- Your assignment:
If an entry includes an image, drop the image and copy the rest verbatim.

- Data for this exercise:
———
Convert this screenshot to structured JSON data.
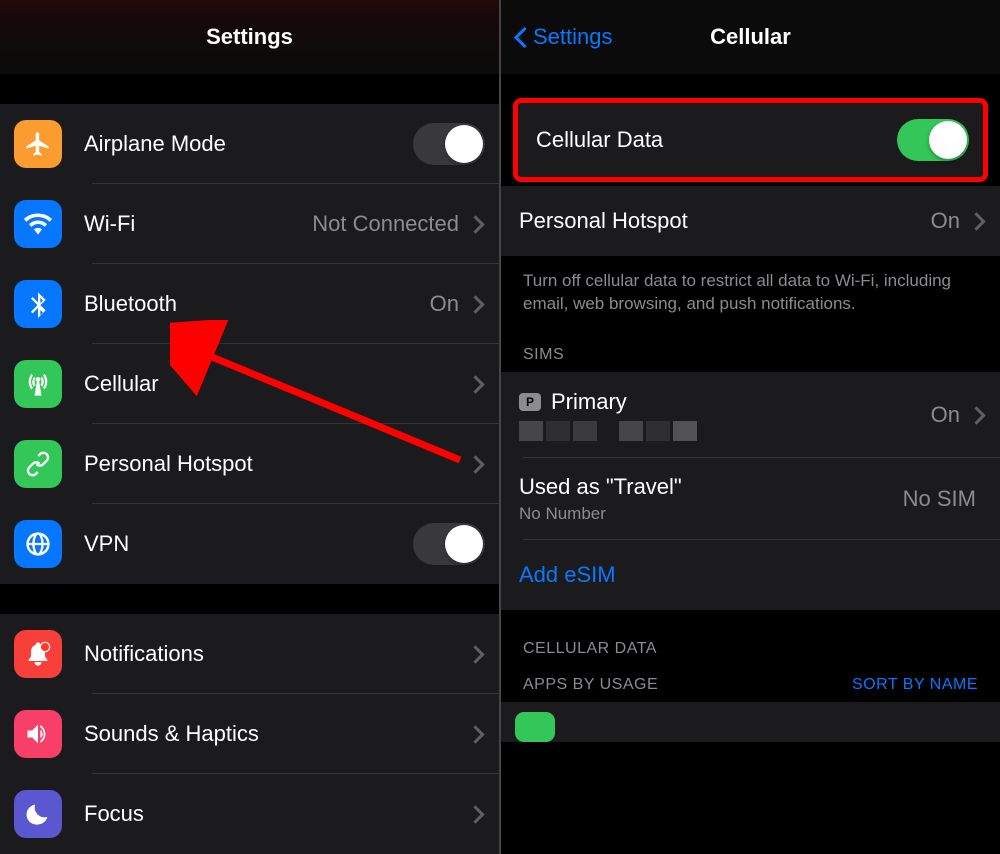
{
  "left": {
    "title": "Settings",
    "groups": {
      "network": {
        "airplane": {
          "label": "Airplane Mode",
          "toggle": "off"
        },
        "wifi": {
          "label": "Wi-Fi",
          "value": "Not Connected"
        },
        "bluetooth": {
          "label": "Bluetooth",
          "value": "On"
        },
        "cellular": {
          "label": "Cellular"
        },
        "hotspot": {
          "label": "Personal Hotspot"
        },
        "vpn": {
          "label": "VPN",
          "toggle": "off"
        }
      },
      "general": {
        "notifications": {
          "label": "Notifications"
        },
        "sounds": {
          "label": "Sounds & Haptics"
        },
        "focus": {
          "label": "Focus"
        }
      }
    }
  },
  "right": {
    "back": "Settings",
    "title": "Cellular",
    "cellular_data": {
      "label": "Cellular Data",
      "toggle": "on"
    },
    "hotspot": {
      "label": "Personal Hotspot",
      "value": "On"
    },
    "note": "Turn off cellular data to restrict all data to Wi-Fi, including email, web browsing, and push notifications.",
    "sims_header": "SIMs",
    "sims": {
      "primary": {
        "badge": "P",
        "label": "Primary",
        "value": "On"
      },
      "travel": {
        "label": "Used as \"Travel\"",
        "sub": "No Number",
        "value": "No SIM"
      },
      "add": "Add eSIM"
    },
    "cellular_data_header": "CELLULAR DATA",
    "usage_header": "APPS BY USAGE",
    "sort_action": "SORT BY NAME"
  },
  "icons": {
    "airplane": "airplane-icon",
    "wifi": "wifi-icon",
    "bluetooth": "bluetooth-icon",
    "cellular": "antenna-icon",
    "hotspot": "link-icon",
    "vpn": "globe-icon",
    "notifications": "bell-icon",
    "sounds": "speaker-icon",
    "focus": "moon-icon"
  }
}
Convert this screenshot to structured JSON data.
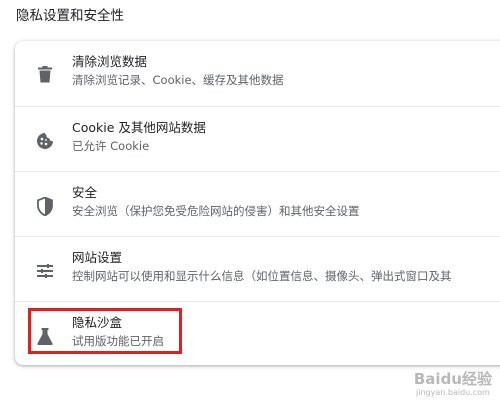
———
- Exercise output:
Convert this screenshot to structured JSON data.
{
  "left": {
    "title": "Settings",
    "groups": {
      "network": {
        "airplane": {
          "label": "Airplane Mode",
          "toggle": "off"
        },
        "wifi": {
          "label": "Wi-Fi",
          "value": "Not Connected"
        },
        "bluetooth": {
          "label": "Bluetooth",
          "value": "On"
        },
        "cellular": {
          "label": "Cellular"
        },
        "hotspot": {
          "label": "Personal Hotspot"
        },
        "vpn": {
          "label": "VPN",
          "toggle": "off"
        }
      },
      "general": {
        "notifications": {
          "label": "Notifications"
        },
        "sounds": {
          "label": "Sounds & Haptics"
        },
        "focus": {
          "label": "Focus"
        }
      }
    }
  },
  "right": {
    "back": "Settings",
    "title": "Cellular",
    "cellular_data": {
      "label": "Cellular Data",
      "toggle": "on"
    },
    "hotspot": {
      "label": "Personal Hotspot",
      "value": "On"
    },
    "note": "Turn off cellular data to restrict all data to Wi-Fi, including email, web browsing, and push notifications.",
    "sims_header": "SIMs",
    "sims": {
      "primary": {
        "badge": "P",
        "label": "Primary",
        "value": "On"
      },
      "travel": {
        "label": "Used as \"Travel\"",
        "sub": "No Number",
        "value": "No SIM"
      },
      "add": "Add eSIM"
    },
    "cellular_data_header": "CELLULAR DATA",
    "usage_header": "APPS BY USAGE",
    "sort_action": "SORT BY NAME"
  },
  "icons": {
    "airplane": "airplane-icon",
    "wifi": "wifi-icon",
    "bluetooth": "bluetooth-icon",
    "cellular": "antenna-icon",
    "hotspot": "link-icon",
    "vpn": "globe-icon",
    "notifications": "bell-icon",
    "sounds": "speaker-icon",
    "focus": "moon-icon"
  }
}
Convert this screenshot to structured JSON data.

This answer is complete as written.